• _ACTIVITY_: Extract every line below that contains the word "live".

• _RECORD SET_:
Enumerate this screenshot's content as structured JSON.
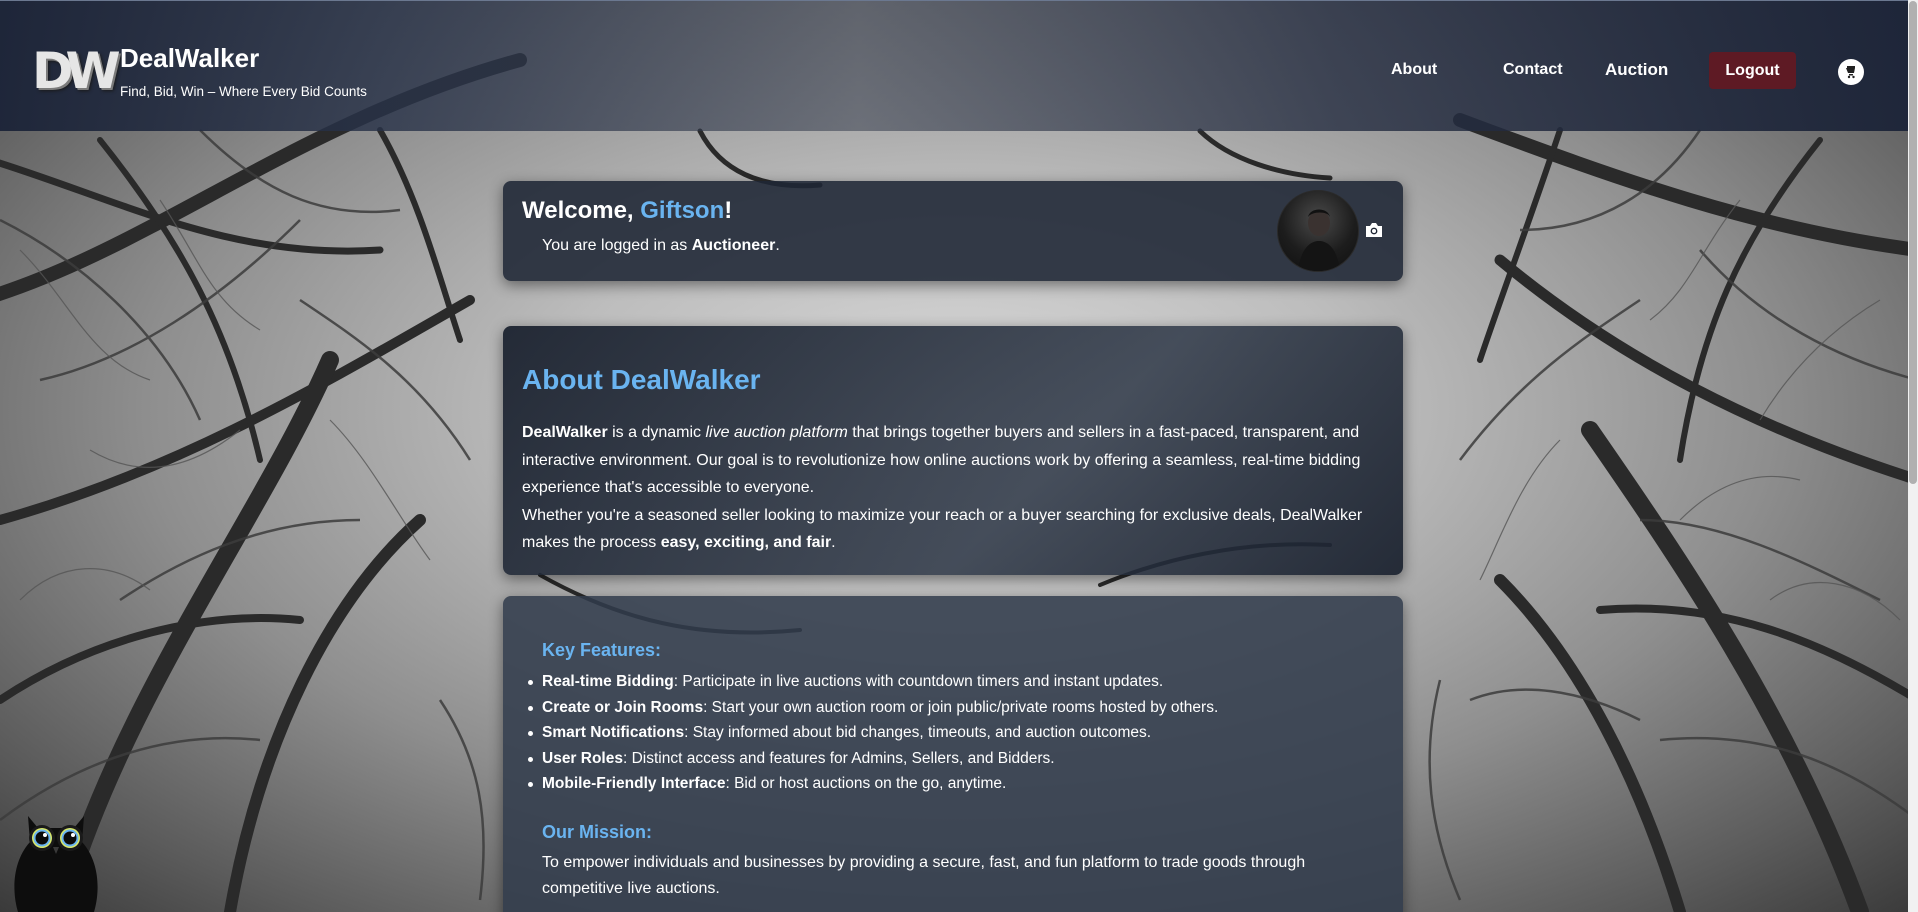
{
  "brand": {
    "logo_text": "DW",
    "name": "DealWalker",
    "tagline": "Find, Bid, Win – Where Every Bid Counts"
  },
  "nav": {
    "about": "About",
    "contact": "Contact",
    "auction": "Auction",
    "logout": "Logout",
    "cart_icon": "cart-icon"
  },
  "welcome": {
    "prefix": "Welcome, ",
    "username": "Giftson",
    "suffix": "!",
    "role_prefix": "You are logged in as ",
    "role": "Auctioneer",
    "role_suffix": ".",
    "avatar_icon": "avatar",
    "upload_icon": "camera-icon"
  },
  "about": {
    "title": "About DealWalker",
    "p1_bold": "DealWalker",
    "p1_text1": " is a dynamic ",
    "p1_italic": "live auction platform",
    "p1_text2": " that brings together buyers and sellers in a fast-paced, transparent, and interactive environment. Our goal is to revolutionize how online auctions work by offering a seamless, real-time bidding experience that's accessible to everyone.",
    "p2_text": "Whether you're a seasoned seller looking to maximize your reach or a buyer searching for exclusive deals, DealWalker makes the process ",
    "p2_bold": "easy, exciting, and fair",
    "p2_end": "."
  },
  "features": {
    "heading": "Key Features:",
    "items": [
      {
        "title": "Real-time Bidding",
        "desc": ": Participate in live auctions with countdown timers and instant updates."
      },
      {
        "title": "Create or Join Rooms",
        "desc": ": Start your own auction room or join public/private rooms hosted by others."
      },
      {
        "title": "Smart Notifications",
        "desc": ": Stay informed about bid changes, timeouts, and auction outcomes."
      },
      {
        "title": "User Roles",
        "desc": ": Distinct access and features for Admins, Sellers, and Bidders."
      },
      {
        "title": "Mobile-Friendly Interface",
        "desc": ": Bid or host auctions on the go, anytime."
      }
    ]
  },
  "mission": {
    "heading": "Our Mission:",
    "text": "To empower individuals and businesses by providing a secure, fast, and fun platform to trade goods through competitive live auctions."
  },
  "mascot_icon": "owl-icon",
  "colors": {
    "accent": "#6ab4f0",
    "logout": "#5e1a24",
    "card": "#1e2634"
  }
}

• _THE COMPLETED TASK_:
    "p1_italic": "live auction platform",
        "desc": ": Participate in live auctions with countdown timers and instant updates."
    "text": "To empower individuals and businesses by providing a secure, fast, and fun platform to trade goods through competitive live auctions."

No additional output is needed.